Single Woman In A Village

malathy in a village

By Malathy Madathilezham 

This is the first time I am living on my own in a remote little place in Maharashtra (actually not as remote as some of the other places my travels have taken me.. but yet). This is my first job after graduating from Tata Institute of Social Sciences this March.

All my life I have been travelling. “I have studied in 14 different schools!” is something you will hear me say as part of my introduction. Yeah I know its a bit corny but yet. But all the traveling and living has been in a sheltered and protected manner and largely very comfortable. The culture and way of living mostly urban. I have never experienced rural life until very recently during the course of my two year study and the training that I received in my organisation. I have read enough and more but experiencing it shows how different life in ‘Bharat’ is from that in ‘India’. Even more so being a woman…

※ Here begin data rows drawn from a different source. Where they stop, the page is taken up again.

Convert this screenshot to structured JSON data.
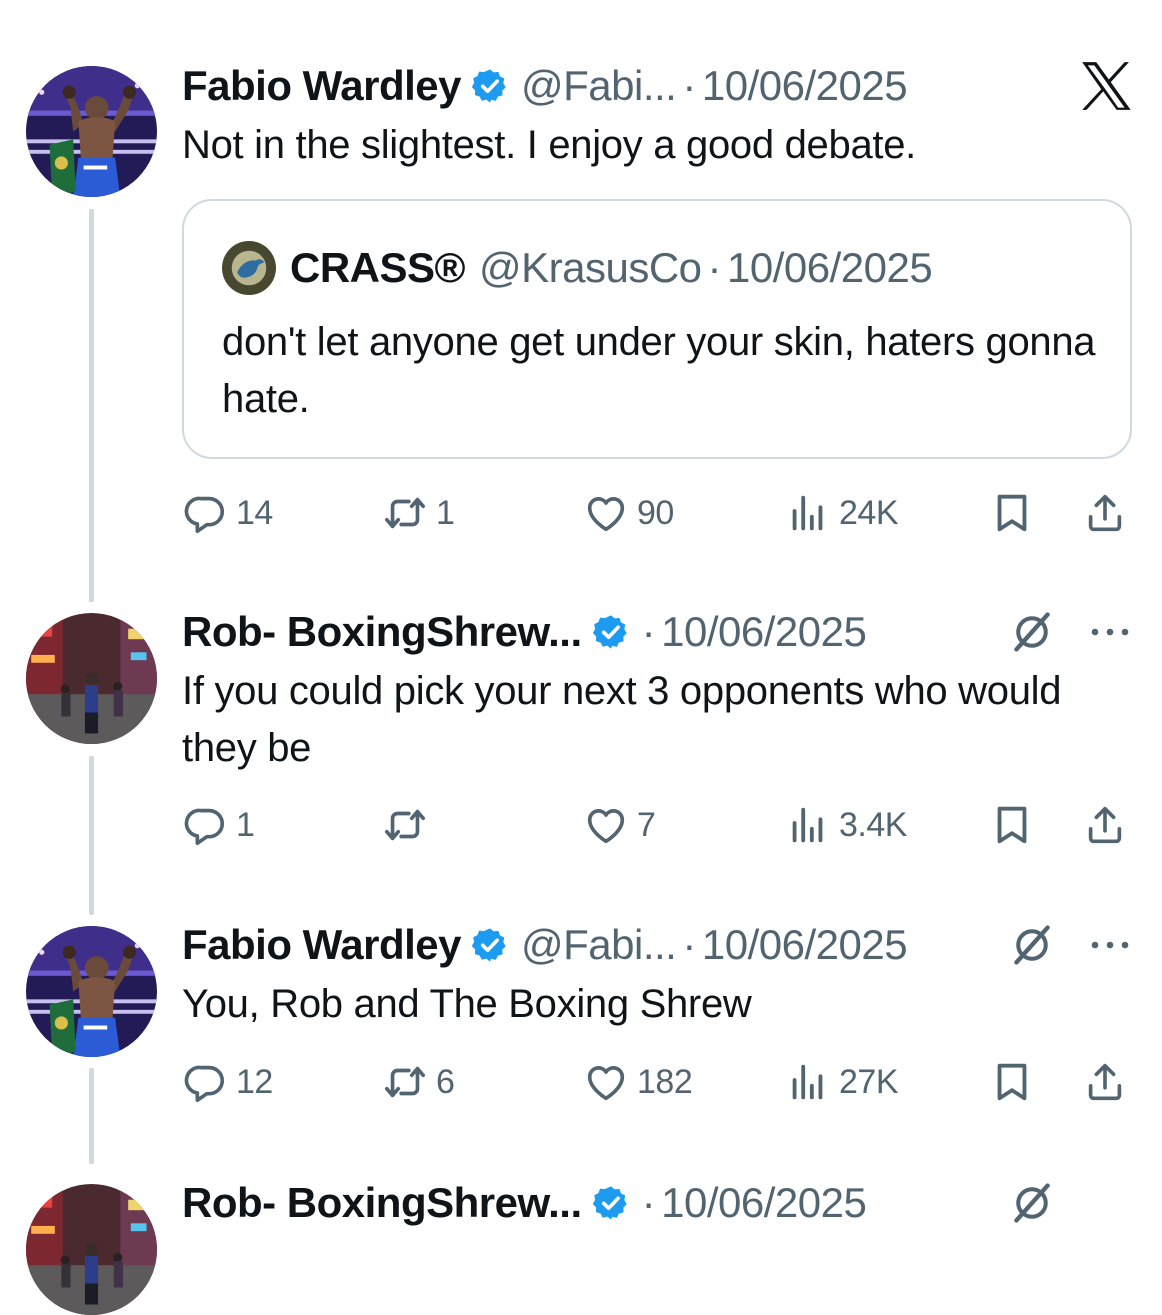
{
  "brand_colors": {
    "verified_blue": "#1d9bf0",
    "secondary_text": "#536471",
    "primary_text": "#0f1419",
    "thread_line": "#cfd9de"
  },
  "tweets": [
    {
      "name": "Fabio Wardley",
      "handle": "@Fabi...",
      "dot": "·",
      "date": "10/06/2025",
      "text": "Not in the slightest. I enjoy a good debate.",
      "quote": {
        "name": "CRASS®",
        "handle": "@KrasusCo",
        "dot": "·",
        "date": "10/06/2025",
        "text": "don't let anyone get under your skin, haters gonna hate."
      },
      "replies": "14",
      "reposts": "1",
      "likes": "90",
      "views": "24K"
    },
    {
      "name": "Rob- BoxingShrew...",
      "handle": "",
      "dot": "·",
      "date": "10/06/2025",
      "text": "If you could pick your next 3 opponents who would they be",
      "replies": "1",
      "reposts": "",
      "likes": "7",
      "views": "3.4K"
    },
    {
      "name": "Fabio Wardley",
      "handle": "@Fabi...",
      "dot": "·",
      "date": "10/06/2025",
      "text": "You, Rob and The Boxing Shrew",
      "replies": "12",
      "reposts": "6",
      "likes": "182",
      "views": "27K"
    },
    {
      "name": "Rob- BoxingShrew...",
      "dot": "·",
      "date": "10/06/2025"
    }
  ],
  "icons": {
    "verified": "verified-badge-icon",
    "platform_logo": "x-logo-icon",
    "reply": "reply-icon",
    "repost": "repost-icon",
    "like": "heart-icon",
    "views": "views-icon",
    "bookmark": "bookmark-icon",
    "share": "share-icon",
    "grok": "grok-icon",
    "more": "more-icon"
  }
}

No, I am not going on a tirade against gender discrimination here… don’t worry. Just a few points on what I constantly find myself thinking about.

I am really privileged. Yes, I am. My birth has guaranteed me certain success in life even if I am mediocre in my performance. Unless off course I am really stupid or have real bad luck!! I cannot imagine being born a woman in one of these villages. Off course then I would simply be blissful in my ignorance and thankful about whatever I have.

(Lack of) Information is power. This is the game people play here. It is not that there are not enough government schemes, or opportunities to help people. But there is no smooth flow of the information regarding these to those who need it. Illiteracy is not the only reason here. A few people have the monopoly over the access to this information and they try their best to keep that monopoly.

The slow pace of life. Its really slow. In addition, the more you make someone wait, the more important you are. This is the culture here. Getting used to it takes time.

A single woman living (so far) away from her parents and native is a shock for many. “ Even boys will not be so daring!” was a quip by a Gram Sevika when I told her that I am from Kerala. Everyone is curious to know what I am doing here. To add to that curiosity is the fact that I have really short hair right now. So then dealing with the number of questions that a random shopkeeper, autowala or tai on the road can sometimes be simply frustrating! There are days that I don’t feel like going out to avoid this!

I love to cook!! I never thought I would say this but it is true! Yeah am not so organised or planned as my mother but yet I realise that I actually look forward to cooking something different and tasty everyday .

Well that is it for now… Looking forward to more learning and understanding the rural reality…